“The wastewater [treatment facility] isn’t going to happen in less than four years,” Sibert said.

Yet, development of the La Paz property could be delayed even further due to a lawsuit filed in December by environmental group Santa Monica Baykeeper, challenging the city’s approval of the property’s environmental impact report.

Don Schmitz, head of Schmitz and Associates, Inc., the development consulting and land-use planning company representing La Paz, said Tuesday in a telephone interview that it probably will not require a full year for coastal staff to review the application.

“I would have preferred if it [the application] was reviewed within the initial time frame [of 60 to 90 days after it was submitted], but I understand the staff constraints,” Schmitz said. “I hope it will be heard by early summer.”

The La Paz property applicant, Schmitz and Associates, is simultaneously proposing two alternative projects.

The first, the La Paz Development Agreement Project, proposes the construction of approximately 112,000 square feet of commercial space for office and retail uses, and a 20,000-square-foot City Hall or municipal building complex.

The second project proposes the construction of approximately 99,177 square feet of space for commercial office and retail uses only.

Included in the application is a Wastewater Management System Master Plan submitted by the applicant in April 2008.

Enviros, Mariposa at odds over revetment

Presented with a triad of different opinions from its staff, environmental groups and the Mariposa Land Co., the Coastal Commission decided to extend review time on its decision over whether to issue a coastal development permit to permanently retain and revegetate the 500-foot-long rock revetment, located along Malibu Creek next to the Cross Creek Plaza, that was built under an emergency permit in 1998.

“Our concern is this revetment wasn’t planned to begin with,” Sarah Sikich, director of coastal resources for Heal the Bay, said Monday in a telephone interview. “An applicant must come forward within 60 days of being issued an emergency permit or it is removed 150 days after.
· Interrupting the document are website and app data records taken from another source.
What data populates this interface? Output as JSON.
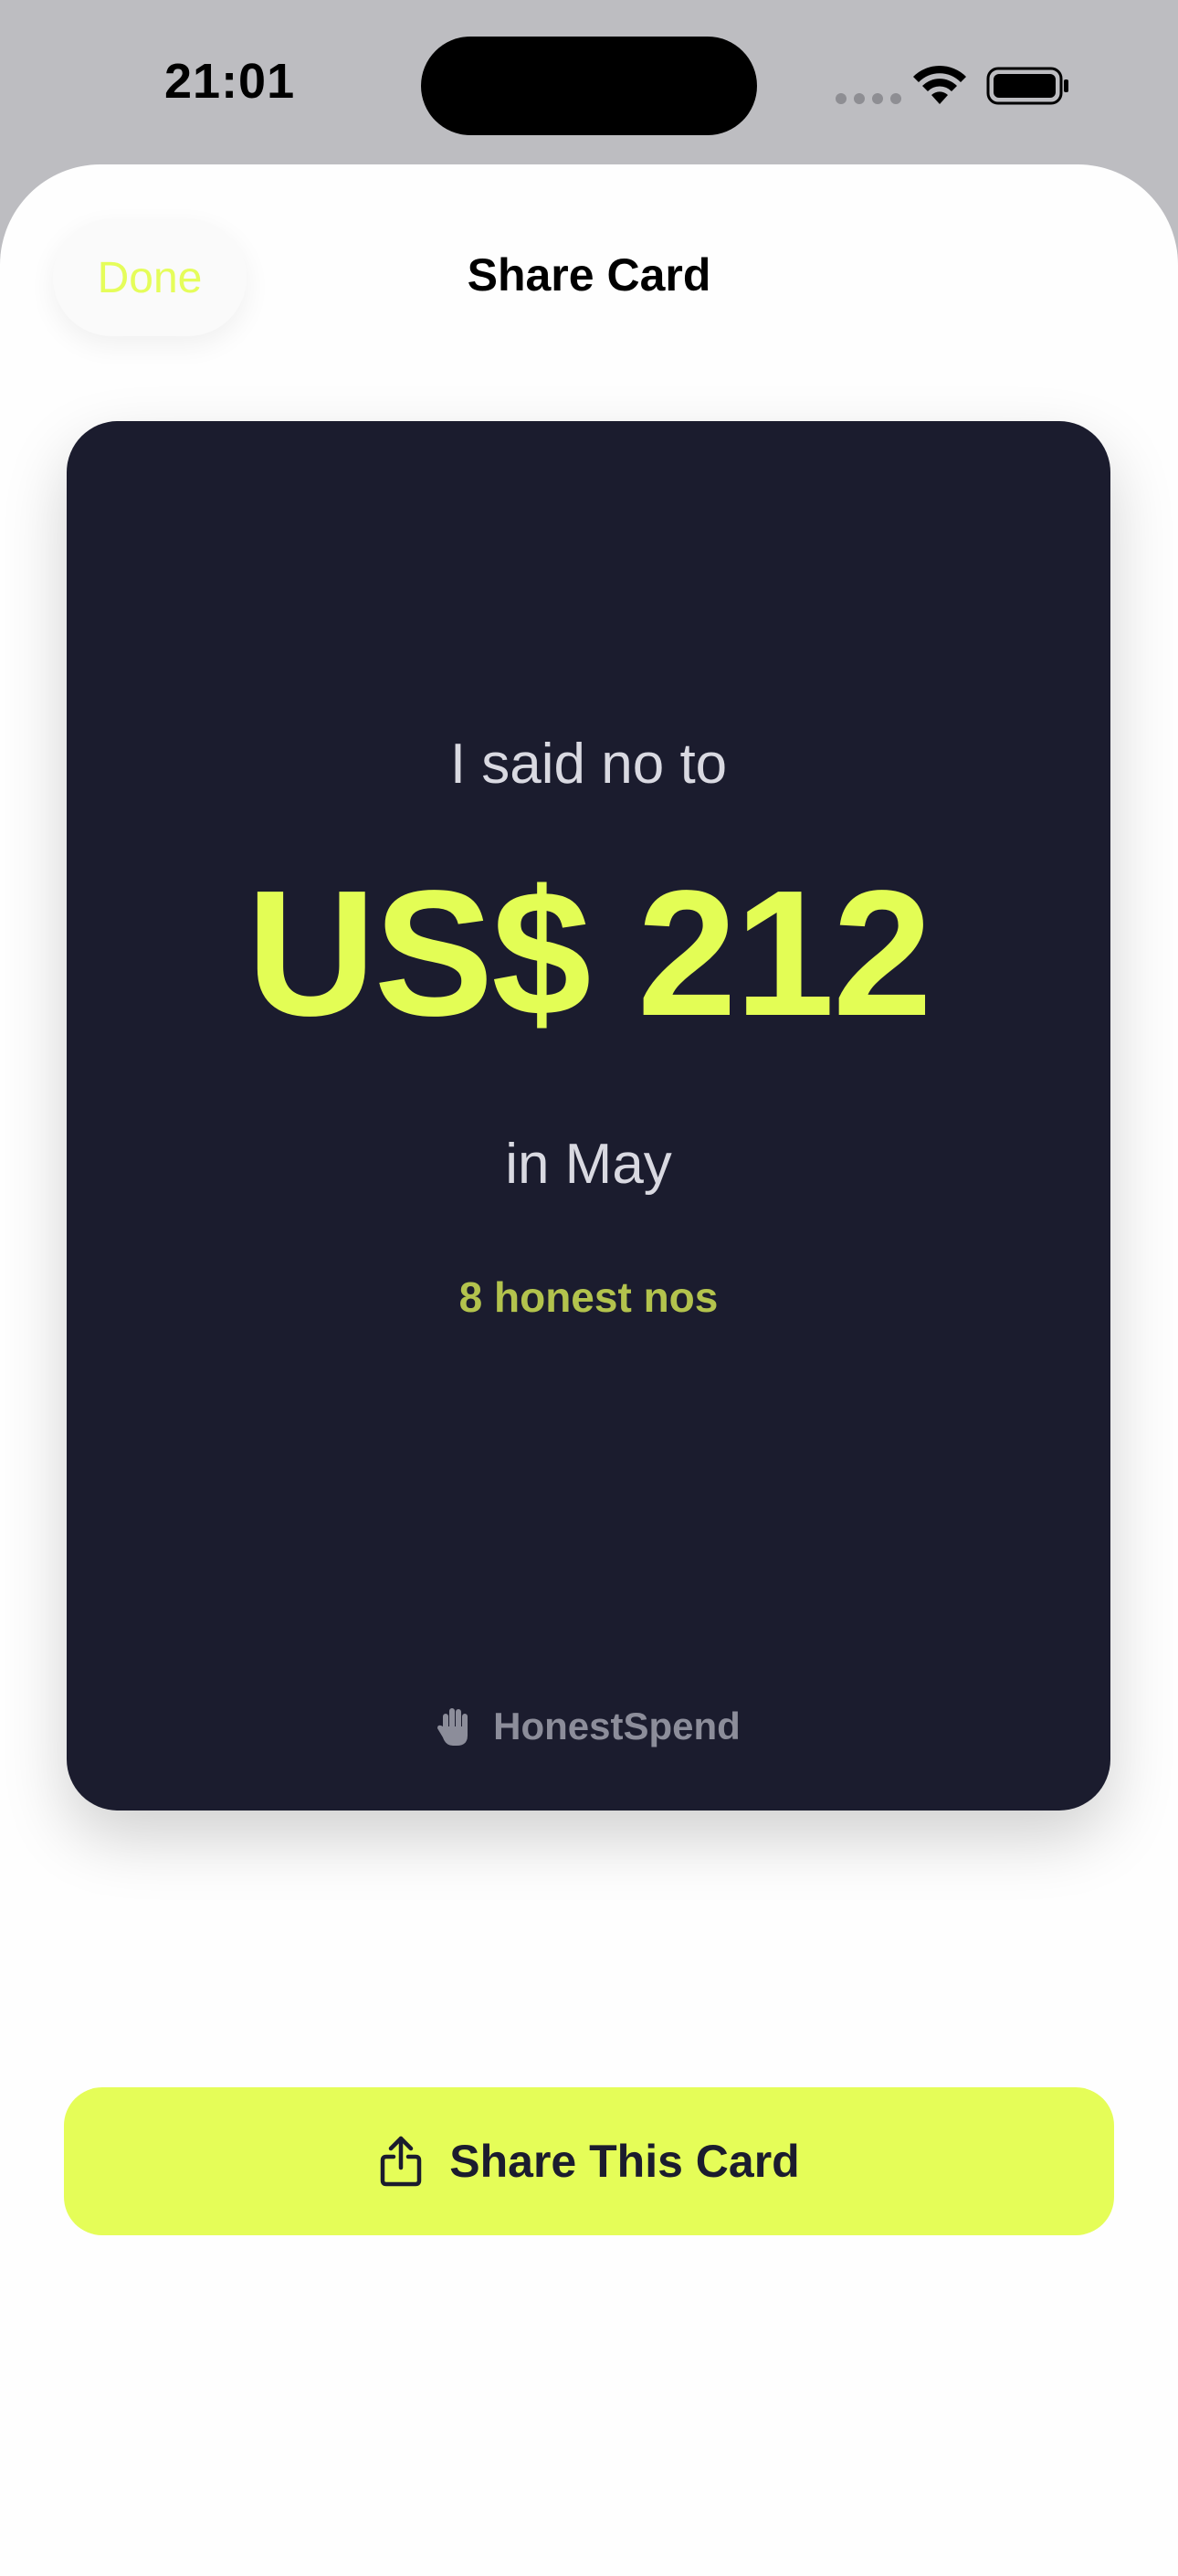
{
  "status_bar": {
    "time": "21:01"
  },
  "sheet": {
    "done_label": "Done",
    "title": "Share Card"
  },
  "card": {
    "intro": "I said no to",
    "amount": "US$ 212",
    "period": "in May",
    "count": "8 honest nos",
    "brand": "HonestSpend",
    "brand_icon": "raised-hand-icon"
  },
  "share": {
    "label": "Share This Card",
    "icon": "share-icon"
  },
  "colors": {
    "accent": "#e5fd58",
    "card_background": "#1b1c2e",
    "amount": "#e3fd55",
    "count": "#b3c34d"
  }
}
Now it’s 10 years past.”

Under an emergency permit issued by the Coastal Commission in 1998, the Mariposa Land Company, headed by Malibu resident Grant Adamson, built the 500 foot-long rock revetment to prevent further land erosion from the then-flooded creek.

Mariposa Land Co., which owns the thin, flat strip of land between the edge of the creek’s west bank and a low, concrete wall behind Guido’s restaurant, was “concerned that not only would he lose his land, but that he might possibly have some liability to the shopping center [Cross Creek Plaza] for not trying to stop the erosion,” Sherman L. Stacey, attorney for Mariposa Land Company, said Friday in a telephone interview.

The problem, according to environmental groups Heal the Bay, Santa Monica Baykeeper and Malibu Surfing Association, is that the rock revetment was built too steep, allowing water to quickly pull sediments from the creek’s bank, which pollute it and threaten the habitat of two endangered fish species: steelhead trout and tidewater goby.

The solution, proposed by staff and the environmental groups, is to lessen the steepness of the revetment to reduce the rate of sedimentation. However, their means of doing so are different.

The environmental groups recommend the revetment be removed and replaced with native vegetation or with floodwalls, which are vertical barriers placed along stream or river banks to contain flooding.

Staff, however, recommends Mariposa Land Company remove the rock revetment, grade the bank to reduce its slope and then reinstate the revetment.

Stacey called staff’s proposed solution “not feasible,” and said Adamson’s engineers estimated the cost of the procedure to exceed one million dollars.